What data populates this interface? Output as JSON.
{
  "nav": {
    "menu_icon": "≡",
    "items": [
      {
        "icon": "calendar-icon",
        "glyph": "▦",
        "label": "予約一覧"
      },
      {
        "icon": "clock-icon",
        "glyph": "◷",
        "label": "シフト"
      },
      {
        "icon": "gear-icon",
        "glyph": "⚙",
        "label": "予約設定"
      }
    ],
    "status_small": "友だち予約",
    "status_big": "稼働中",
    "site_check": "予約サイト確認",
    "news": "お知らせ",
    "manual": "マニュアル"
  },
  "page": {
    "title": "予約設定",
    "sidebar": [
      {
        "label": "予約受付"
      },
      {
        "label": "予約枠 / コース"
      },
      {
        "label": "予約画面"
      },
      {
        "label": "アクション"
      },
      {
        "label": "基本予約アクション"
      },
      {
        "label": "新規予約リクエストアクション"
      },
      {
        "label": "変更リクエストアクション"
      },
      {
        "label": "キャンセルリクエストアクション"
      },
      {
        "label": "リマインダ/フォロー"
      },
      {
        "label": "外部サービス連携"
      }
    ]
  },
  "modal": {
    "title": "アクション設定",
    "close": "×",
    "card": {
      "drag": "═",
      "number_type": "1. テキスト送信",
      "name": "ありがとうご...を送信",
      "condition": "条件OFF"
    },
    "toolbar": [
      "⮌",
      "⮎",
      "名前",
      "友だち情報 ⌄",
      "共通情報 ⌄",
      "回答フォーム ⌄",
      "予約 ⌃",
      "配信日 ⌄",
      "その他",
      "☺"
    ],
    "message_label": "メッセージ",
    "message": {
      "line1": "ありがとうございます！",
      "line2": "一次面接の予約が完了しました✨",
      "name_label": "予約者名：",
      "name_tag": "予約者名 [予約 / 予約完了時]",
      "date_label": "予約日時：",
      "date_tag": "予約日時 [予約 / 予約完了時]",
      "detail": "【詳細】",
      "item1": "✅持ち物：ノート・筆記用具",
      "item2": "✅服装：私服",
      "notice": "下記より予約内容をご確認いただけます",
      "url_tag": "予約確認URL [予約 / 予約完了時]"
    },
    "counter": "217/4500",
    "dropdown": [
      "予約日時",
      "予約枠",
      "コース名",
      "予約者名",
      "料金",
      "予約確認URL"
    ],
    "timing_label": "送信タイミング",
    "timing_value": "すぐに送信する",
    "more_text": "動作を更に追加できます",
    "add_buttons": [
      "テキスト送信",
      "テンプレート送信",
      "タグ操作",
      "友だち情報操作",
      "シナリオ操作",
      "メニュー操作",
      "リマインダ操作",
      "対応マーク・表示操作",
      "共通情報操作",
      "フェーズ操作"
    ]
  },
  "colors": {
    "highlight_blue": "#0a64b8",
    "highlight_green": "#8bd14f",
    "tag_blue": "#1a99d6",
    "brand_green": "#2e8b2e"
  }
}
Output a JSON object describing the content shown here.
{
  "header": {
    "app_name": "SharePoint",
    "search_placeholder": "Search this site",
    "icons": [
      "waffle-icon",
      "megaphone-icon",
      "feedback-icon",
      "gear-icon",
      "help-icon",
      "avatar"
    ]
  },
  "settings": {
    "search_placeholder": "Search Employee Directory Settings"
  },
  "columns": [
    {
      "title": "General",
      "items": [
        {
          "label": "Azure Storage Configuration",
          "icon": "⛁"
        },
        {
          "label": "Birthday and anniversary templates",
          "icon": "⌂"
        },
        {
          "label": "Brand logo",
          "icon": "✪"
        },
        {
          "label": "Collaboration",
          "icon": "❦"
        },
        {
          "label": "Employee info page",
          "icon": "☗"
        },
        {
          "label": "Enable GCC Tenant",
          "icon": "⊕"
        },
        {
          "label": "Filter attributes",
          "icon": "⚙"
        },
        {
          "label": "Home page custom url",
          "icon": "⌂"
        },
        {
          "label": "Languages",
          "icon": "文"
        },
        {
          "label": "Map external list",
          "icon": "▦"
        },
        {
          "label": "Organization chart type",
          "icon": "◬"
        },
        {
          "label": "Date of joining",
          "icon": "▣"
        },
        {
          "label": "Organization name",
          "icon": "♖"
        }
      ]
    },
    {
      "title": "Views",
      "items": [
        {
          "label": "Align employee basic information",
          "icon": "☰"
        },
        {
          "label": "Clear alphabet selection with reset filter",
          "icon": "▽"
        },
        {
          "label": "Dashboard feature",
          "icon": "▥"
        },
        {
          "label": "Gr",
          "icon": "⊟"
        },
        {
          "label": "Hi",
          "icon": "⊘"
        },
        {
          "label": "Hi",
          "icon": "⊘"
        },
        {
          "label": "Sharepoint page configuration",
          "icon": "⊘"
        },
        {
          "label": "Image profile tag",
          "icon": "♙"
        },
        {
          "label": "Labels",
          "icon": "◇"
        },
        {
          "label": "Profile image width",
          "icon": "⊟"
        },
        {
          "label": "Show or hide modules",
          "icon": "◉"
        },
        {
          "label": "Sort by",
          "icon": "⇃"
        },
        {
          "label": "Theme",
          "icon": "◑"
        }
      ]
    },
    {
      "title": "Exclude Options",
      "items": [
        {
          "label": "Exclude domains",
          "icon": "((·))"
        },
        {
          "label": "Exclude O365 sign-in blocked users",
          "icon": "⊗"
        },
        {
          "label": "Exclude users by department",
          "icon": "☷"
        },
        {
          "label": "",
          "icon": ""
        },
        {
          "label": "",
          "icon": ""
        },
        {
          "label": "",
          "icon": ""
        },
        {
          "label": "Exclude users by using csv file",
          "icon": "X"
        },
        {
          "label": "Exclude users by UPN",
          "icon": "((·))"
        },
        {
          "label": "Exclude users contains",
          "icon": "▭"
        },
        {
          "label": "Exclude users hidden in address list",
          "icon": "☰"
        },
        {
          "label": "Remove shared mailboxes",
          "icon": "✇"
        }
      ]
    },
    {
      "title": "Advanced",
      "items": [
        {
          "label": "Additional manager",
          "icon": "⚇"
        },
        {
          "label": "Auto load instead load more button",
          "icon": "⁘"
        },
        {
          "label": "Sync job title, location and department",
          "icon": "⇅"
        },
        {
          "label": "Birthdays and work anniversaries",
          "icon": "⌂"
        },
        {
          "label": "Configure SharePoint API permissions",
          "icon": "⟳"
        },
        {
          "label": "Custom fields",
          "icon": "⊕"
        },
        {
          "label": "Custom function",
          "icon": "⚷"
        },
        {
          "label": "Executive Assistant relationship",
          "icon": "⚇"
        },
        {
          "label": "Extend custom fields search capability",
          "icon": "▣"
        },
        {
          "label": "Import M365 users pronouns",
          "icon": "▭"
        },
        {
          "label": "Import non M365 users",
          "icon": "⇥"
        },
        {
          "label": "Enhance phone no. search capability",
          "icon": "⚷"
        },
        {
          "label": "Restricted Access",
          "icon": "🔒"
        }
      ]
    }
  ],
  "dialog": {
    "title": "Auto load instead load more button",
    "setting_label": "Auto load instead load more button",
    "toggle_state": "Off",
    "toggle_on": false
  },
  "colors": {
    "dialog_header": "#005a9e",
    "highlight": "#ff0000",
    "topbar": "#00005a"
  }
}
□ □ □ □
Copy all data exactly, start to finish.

What data populates this interface? Output as JSON.
{
  "nav": {
    "menu_icon": "≡",
    "items": [
      {
        "icon": "calendar-icon",
        "glyph": "▦",
        "label": "予約一覧"
      },
      {
        "icon": "clock-icon",
        "glyph": "◷",
        "label": "シフト"
      },
      {
        "icon": "gear-icon",
        "glyph": "⚙",
        "label": "予約設定"
      }
    ],
    "status_small": "友だち予約",
    "status_big": "稼働中",
    "site_check": "予約サイト確認",
    "news": "お知らせ",
    "manual": "マニュアル"
  },
  "page": {
    "title": "予約設定",
    "sidebar": [
      {
        "label": "予約受付"
      },
      {
        "label": "予約枠 / コース"
      },
      {
        "label": "予約画面"
      },
      {
        "label": "アクション"
      },
      {
        "label": "基本予約アクション"
      },
      {
        "label": "新規予約リクエストアクション"
      },
      {
        "label": "変更リクエストアクション"
      },
      {
        "label": "キャンセルリクエストアクション"
      },
      {
        "label": "リマインダ/フォロー"
      },
      {
        "label": "外部サービス連携"
      }
    ]
  },
  "modal": {
    "title": "アクション設定",
    "close": "×",
    "card": {
      "drag": "═",
      "number_type": "1. テキスト送信",
      "name": "ありがとうご...を送信",
      "condition": "条件OFF"
    },
    "toolbar": [
      "⮌",
      "⮎",
      "名前",
      "友だち情報 ⌄",
      "共通情報 ⌄",
      "回答フォーム ⌄",
      "予約 ⌃",
      "配信日 ⌄",
      "その他",
      "☺"
    ],
    "message_label": "メッセージ",
    "message": {
      "line1": "ありがとうございます！",
      "line2": "一次面接の予約が完了しました✨",
      "name_label": "予約者名：",
      "name_tag": "予約者名 [予約 / 予約完了時]",
      "date_label": "予約日時：",
      "date_tag": "予約日時 [予約 / 予約完了時]",
      "detail": "【詳細】",
      "item1": "✅持ち物：ノート・筆記用具",
      "item2": "✅服装：私服",
      "notice": "下記より予約内容をご確認いただけます",
      "url_tag": "予約確認URL [予約 / 予約完了時]"
    },
    "counter": "217/4500",
    "dropdown": [
      "予約日時",
      "予約枠",
      "コース名",
      "予約者名",
      "料金",
      "予約確認URL"
    ],
    "timing_label": "送信タイミング",
    "timing_value": "すぐに送信する",
    "more_text": "動作を更に追加できます",
    "add_buttons": [
      "テキスト送信",
      "テンプレート送信",
      "タグ操作",
      "友だち情報操作",
      "シナリオ操作",
      "メニュー操作",
      "リマインダ操作",
      "対応マーク・表示操作",
      "共通情報操作",
      "フェーズ操作"
    ]
  },
  "colors": {
    "highlight_blue": "#0a64b8",
    "highlight_green": "#8bd14f",
    "tag_blue": "#1a99d6",
    "brand_green": "#2e8b2e"
  }
}
Output a JSON object describing the content shown here.
{
  "header": {
    "app_name": "SharePoint",
    "search_placeholder": "Search this site",
    "icons": [
      "waffle-icon",
      "megaphone-icon",
      "feedback-icon",
      "gear-icon",
      "help-icon",
      "avatar"
    ]
  },
  "settings": {
    "search_placeholder": "Search Employee Directory Settings"
  },
  "columns": [
    {
      "title": "General",
      "items": [
        {
          "label": "Azure Storage Configuration",
          "icon": "⛁"
        },
        {
          "label": "Birthday and anniversary templates",
          "icon": "⌂"
        },
        {
          "label": "Brand logo",
          "icon": "✪"
        },
        {
          "label": "Collaboration",
          "icon": "❦"
        },
        {
          "label": "Employee info page",
          "icon": "☗"
        },
        {
          "label": "Enable GCC Tenant",
          "icon": "⊕"
        },
        {
          "label": "Filter attributes",
          "icon": "⚙"
        },
        {
          "label": "Home page custom url",
          "icon": "⌂"
        },
        {
          "label": "Languages",
          "icon": "文"
        },
        {
          "label": "Map external list",
          "icon": "▦"
        },
        {
          "label": "Organization chart type",
          "icon": "◬"
        },
        {
          "label": "Date of joining",
          "icon": "▣"
        },
        {
          "label": "Organization name",
          "icon": "♖"
        }
      ]
    },
    {
      "title": "Views",
      "items": [
        {
          "label": "Align employee basic information",
          "icon": "☰"
        },
        {
          "label": "Clear alphabet selection with reset filter",
          "icon": "▽"
        },
        {
          "label": "Dashboard feature",
          "icon": "▥"
        },
        {
          "label": "Gr",
          "icon": "⊟"
        },
        {
          "label": "Hi",
          "icon": "⊘"
        },
        {
          "label": "Hi",
          "icon": "⊘"
        },
        {
          "label": "Sharepoint page configuration",
          "icon": "⊘"
        },
        {
          "label": "Image profile tag",
          "icon": "♙"
        },
        {
          "label": "Labels",
          "icon": "◇"
        },
        {
          "label": "Profile image width",
          "icon": "⊟"
        },
        {
          "label": "Show or hide modules",
          "icon": "◉"
        },
        {
          "label": "Sort by",
          "icon": "⇃"
        },
        {
          "label": "Theme",
          "icon": "◑"
        }
      ]
    },
    {
      "title": "Exclude Options",
      "items": [
        {
          "label": "Exclude domains",
          "icon": "((·))"
        },
        {
          "label": "Exclude O365 sign-in blocked users",
          "icon": "⊗"
        },
        {
          "label": "Exclude users by department",
          "icon": "☷"
        },
        {
          "label": "",
          "icon": ""
        },
        {
          "label": "",
          "icon": ""
        },
        {
          "label": "",
          "icon": ""
        },
        {
          "label": "Exclude users by using csv file",
          "icon": "X"
        },
        {
          "label": "Exclude users by UPN",
          "icon": "((·))"
        },
        {
          "label": "Exclude users contains",
          "icon": "▭"
        },
        {
          "label": "Exclude users hidden in address list",
          "icon": "☰"
        },
        {
          "label": "Remove shared mailboxes",
          "icon": "✇"
        }
      ]
    },
    {
      "title": "Advanced",
      "items": [
        {
          "label": "Additional manager",
          "icon": "⚇"
        },
        {
          "label": "Auto load instead load more button",
          "icon": "⁘"
        },
        {
          "label": "Sync job title, location and department",
          "icon": "⇅"
        },
        {
          "label": "Birthdays and work anniversaries",
          "icon": "⌂"
        },
        {
          "label": "Configure SharePoint API permissions",
          "icon": "⟳"
        },
        {
          "label": "Custom fields",
          "icon": "⊕"
        },
        {
          "label": "Custom function",
          "icon": "⚷"
        },
        {
          "label": "Executive Assistant relationship",
          "icon": "⚇"
        },
        {
          "label": "Extend custom fields search capability",
          "icon": "▣"
        },
        {
          "label": "Import M365 users pronouns",
          "icon": "▭"
        },
        {
          "label": "Import non M365 users",
          "icon": "⇥"
        },
        {
          "label": "Enhance phone no. search capability",
          "icon": "⚷"
        },
        {
          "label": "Restricted Access",
          "icon": "🔒"
        }
      ]
    }
  ],
  "dialog": {
    "title": "Auto load instead load more button",
    "setting_label": "Auto load instead load more button",
    "toggle_state": "Off",
    "toggle_on": false
  },
  "colors": {
    "dialog_header": "#005a9e",
    "highlight": "#ff0000",
    "topbar": "#00005a"
  }
}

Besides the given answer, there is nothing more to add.